• [Task to complete]: From the first line to the last, retype the listing without any alteration.

• [Source information]:
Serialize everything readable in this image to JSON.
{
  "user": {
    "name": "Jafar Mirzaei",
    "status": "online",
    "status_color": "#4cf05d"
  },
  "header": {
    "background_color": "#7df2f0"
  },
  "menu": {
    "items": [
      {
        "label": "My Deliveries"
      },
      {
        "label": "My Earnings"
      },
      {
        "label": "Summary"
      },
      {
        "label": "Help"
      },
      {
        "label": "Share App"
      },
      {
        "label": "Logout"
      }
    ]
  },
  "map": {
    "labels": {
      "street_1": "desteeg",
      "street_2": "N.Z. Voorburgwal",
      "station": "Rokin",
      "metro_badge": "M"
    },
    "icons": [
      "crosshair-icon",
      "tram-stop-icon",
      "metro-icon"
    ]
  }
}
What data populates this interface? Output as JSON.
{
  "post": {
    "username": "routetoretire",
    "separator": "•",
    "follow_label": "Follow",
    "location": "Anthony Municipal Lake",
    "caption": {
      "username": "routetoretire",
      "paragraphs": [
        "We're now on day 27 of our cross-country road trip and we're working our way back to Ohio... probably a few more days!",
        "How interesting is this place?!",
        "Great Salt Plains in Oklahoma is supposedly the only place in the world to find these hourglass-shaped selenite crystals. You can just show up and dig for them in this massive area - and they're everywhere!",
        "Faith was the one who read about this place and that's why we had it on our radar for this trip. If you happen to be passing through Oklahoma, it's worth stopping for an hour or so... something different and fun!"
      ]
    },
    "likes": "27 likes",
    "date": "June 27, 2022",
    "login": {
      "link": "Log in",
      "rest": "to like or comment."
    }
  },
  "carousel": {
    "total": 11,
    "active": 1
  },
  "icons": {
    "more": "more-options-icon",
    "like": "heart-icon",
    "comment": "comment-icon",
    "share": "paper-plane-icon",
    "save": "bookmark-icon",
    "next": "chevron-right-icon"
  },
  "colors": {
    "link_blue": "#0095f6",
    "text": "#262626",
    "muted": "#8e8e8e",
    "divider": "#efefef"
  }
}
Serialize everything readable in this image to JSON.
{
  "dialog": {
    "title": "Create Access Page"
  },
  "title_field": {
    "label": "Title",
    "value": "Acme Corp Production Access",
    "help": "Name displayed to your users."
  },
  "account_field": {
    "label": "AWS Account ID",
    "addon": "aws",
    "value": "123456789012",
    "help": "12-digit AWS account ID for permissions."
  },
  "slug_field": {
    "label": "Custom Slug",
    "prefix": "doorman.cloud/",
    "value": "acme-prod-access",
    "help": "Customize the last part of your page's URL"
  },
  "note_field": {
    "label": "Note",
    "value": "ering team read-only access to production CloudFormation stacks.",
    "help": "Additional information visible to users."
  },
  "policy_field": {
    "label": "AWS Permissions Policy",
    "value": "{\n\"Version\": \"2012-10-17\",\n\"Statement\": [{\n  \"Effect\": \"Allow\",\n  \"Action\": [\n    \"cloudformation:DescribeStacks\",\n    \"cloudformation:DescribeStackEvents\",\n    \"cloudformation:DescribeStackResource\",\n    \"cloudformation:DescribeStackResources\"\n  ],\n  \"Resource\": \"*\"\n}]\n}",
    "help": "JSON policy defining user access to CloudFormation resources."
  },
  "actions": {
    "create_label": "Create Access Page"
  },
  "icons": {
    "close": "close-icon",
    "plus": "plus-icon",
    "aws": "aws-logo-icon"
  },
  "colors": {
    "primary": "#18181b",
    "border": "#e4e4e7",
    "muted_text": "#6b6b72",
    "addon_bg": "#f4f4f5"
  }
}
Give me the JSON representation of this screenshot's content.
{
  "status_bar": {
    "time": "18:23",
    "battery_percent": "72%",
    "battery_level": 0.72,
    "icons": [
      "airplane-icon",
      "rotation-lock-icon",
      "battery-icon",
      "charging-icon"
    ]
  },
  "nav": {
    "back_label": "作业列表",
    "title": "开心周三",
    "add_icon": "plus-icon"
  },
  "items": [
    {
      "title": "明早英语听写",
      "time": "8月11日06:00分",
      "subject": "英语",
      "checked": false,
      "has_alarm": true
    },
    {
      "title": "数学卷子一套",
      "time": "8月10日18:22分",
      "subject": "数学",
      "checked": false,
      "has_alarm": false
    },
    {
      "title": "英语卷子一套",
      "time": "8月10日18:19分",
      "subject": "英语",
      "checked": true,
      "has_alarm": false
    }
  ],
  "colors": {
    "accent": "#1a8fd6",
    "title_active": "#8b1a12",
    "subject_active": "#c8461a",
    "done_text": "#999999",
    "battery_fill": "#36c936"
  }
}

• [Task result]:
Serialize everything readable in this image to JSON.
{
  "user": {
    "name": "Jafar Mirzaei",
    "status": "online",
    "status_color": "#4cf05d"
  },
  "header": {
    "background_color": "#7df2f0"
  },
  "menu": {
    "items": [
      {
        "label": "My Deliveries"
      },
      {
        "label": "My Earnings"
      },
      {
        "label": "Summary"
      },
      {
        "label": "Help"
      },
      {
        "label": "Share App"
      },
      {
        "label": "Logout"
      }
    ]
  },
  "map": {
    "labels": {
      "street_1": "desteeg",
      "street_2": "N.Z. Voorburgwal",
      "station": "Rokin",
      "metro_badge": "M"
    },
    "icons": [
      "crosshair-icon",
      "tram-stop-icon",
      "metro-icon"
    ]
  }
}
What data populates this interface? Output as JSON.
{
  "post": {
    "username": "routetoretire",
    "separator": "•",
    "follow_label": "Follow",
    "location": "Anthony Municipal Lake",
    "caption": {
      "username": "routetoretire",
      "paragraphs": [
        "We're now on day 27 of our cross-country road trip and we're working our way back to Ohio... probably a few more days!",
        "How interesting is this place?!",
        "Great Salt Plains in Oklahoma is supposedly the only place in the world to find these hourglass-shaped selenite crystals. You can just show up and dig for them in this massive area - and they're everywhere!",
        "Faith was the one who read about this place and that's why we had it on our radar for this trip. If you happen to be passing through Oklahoma, it's worth stopping for an hour or so... something different and fun!"
      ]
    },
    "likes": "27 likes",
    "date": "June 27, 2022",
    "login": {
      "link": "Log in",
      "rest": "to like or comment."
    }
  },
  "carousel": {
    "total": 11,
    "active": 1
  },
  "icons": {
    "more": "more-options-icon",
    "like": "heart-icon",
    "comment": "comment-icon",
    "share": "paper-plane-icon",
    "save": "bookmark-icon",
    "next": "chevron-right-icon"
  },
  "colors": {
    "link_blue": "#0095f6",
    "text": "#262626",
    "muted": "#8e8e8e",
    "divider": "#efefef"
  }
}
Serialize everything readable in this image to JSON.
{
  "dialog": {
    "title": "Create Access Page"
  },
  "title_field": {
    "label": "Title",
    "value": "Acme Corp Production Access",
    "help": "Name displayed to your users."
  },
  "account_field": {
    "label": "AWS Account ID",
    "addon": "aws",
    "value": "123456789012",
    "help": "12-digit AWS account ID for permissions."
  },
  "slug_field": {
    "label": "Custom Slug",
    "prefix": "doorman.cloud/",
    "value": "acme-prod-access",
    "help": "Customize the last part of your page's URL"
  },
  "note_field": {
    "label": "Note",
    "value": "ering team read-only access to production CloudFormation stacks.",
    "help": "Additional information visible to users."
  },
  "policy_field": {
    "label": "AWS Permissions Policy",
    "value": "{\n\"Version\": \"2012-10-17\",\n\"Statement\": [{\n  \"Effect\": \"Allow\",\n  \"Action\": [\n    \"cloudformation:DescribeStacks\",\n    \"cloudformation:DescribeStackEvents\",\n    \"cloudformation:DescribeStackResource\",\n    \"cloudformation:DescribeStackResources\"\n  ],\n  \"Resource\": \"*\"\n}]\n}",
    "help": "JSON policy defining user access to CloudFormation resources."
  },
  "actions": {
    "create_label": "Create Access Page"
  },
  "icons": {
    "close": "close-icon",
    "plus": "plus-icon",
    "aws": "aws-logo-icon"
  },
  "colors": {
    "primary": "#18181b",
    "border": "#e4e4e7",
    "muted_text": "#6b6b72",
    "addon_bg": "#f4f4f5"
  }
}
Give me the JSON representation of this screenshot's content.
{
  "status_bar": {
    "time": "18:23",
    "battery_percent": "72%",
    "battery_level": 0.72,
    "icons": [
      "airplane-icon",
      "rotation-lock-icon",
      "battery-icon",
      "charging-icon"
    ]
  },
  "nav": {
    "back_label": "作业列表",
    "title": "开心周三",
    "add_icon": "plus-icon"
  },
  "items": [
    {
      "title": "明早英语听写",
      "time": "8月11日06:00分",
      "subject": "英语",
      "checked": false,
      "has_alarm": true
    },
    {
      "title": "数学卷子一套",
      "time": "8月10日18:22分",
      "subject": "数学",
      "checked": false,
      "has_alarm": false
    },
    {
      "title": "英语卷子一套",
      "time": "8月10日18:19分",
      "subject": "英语",
      "checked": true,
      "has_alarm": false
    }
  ],
  "colors": {
    "accent": "#1a8fd6",
    "title_active": "#8b1a12",
    "subject_active": "#c8461a",
    "done_text": "#999999",
    "battery_fill": "#36c936"
  }
}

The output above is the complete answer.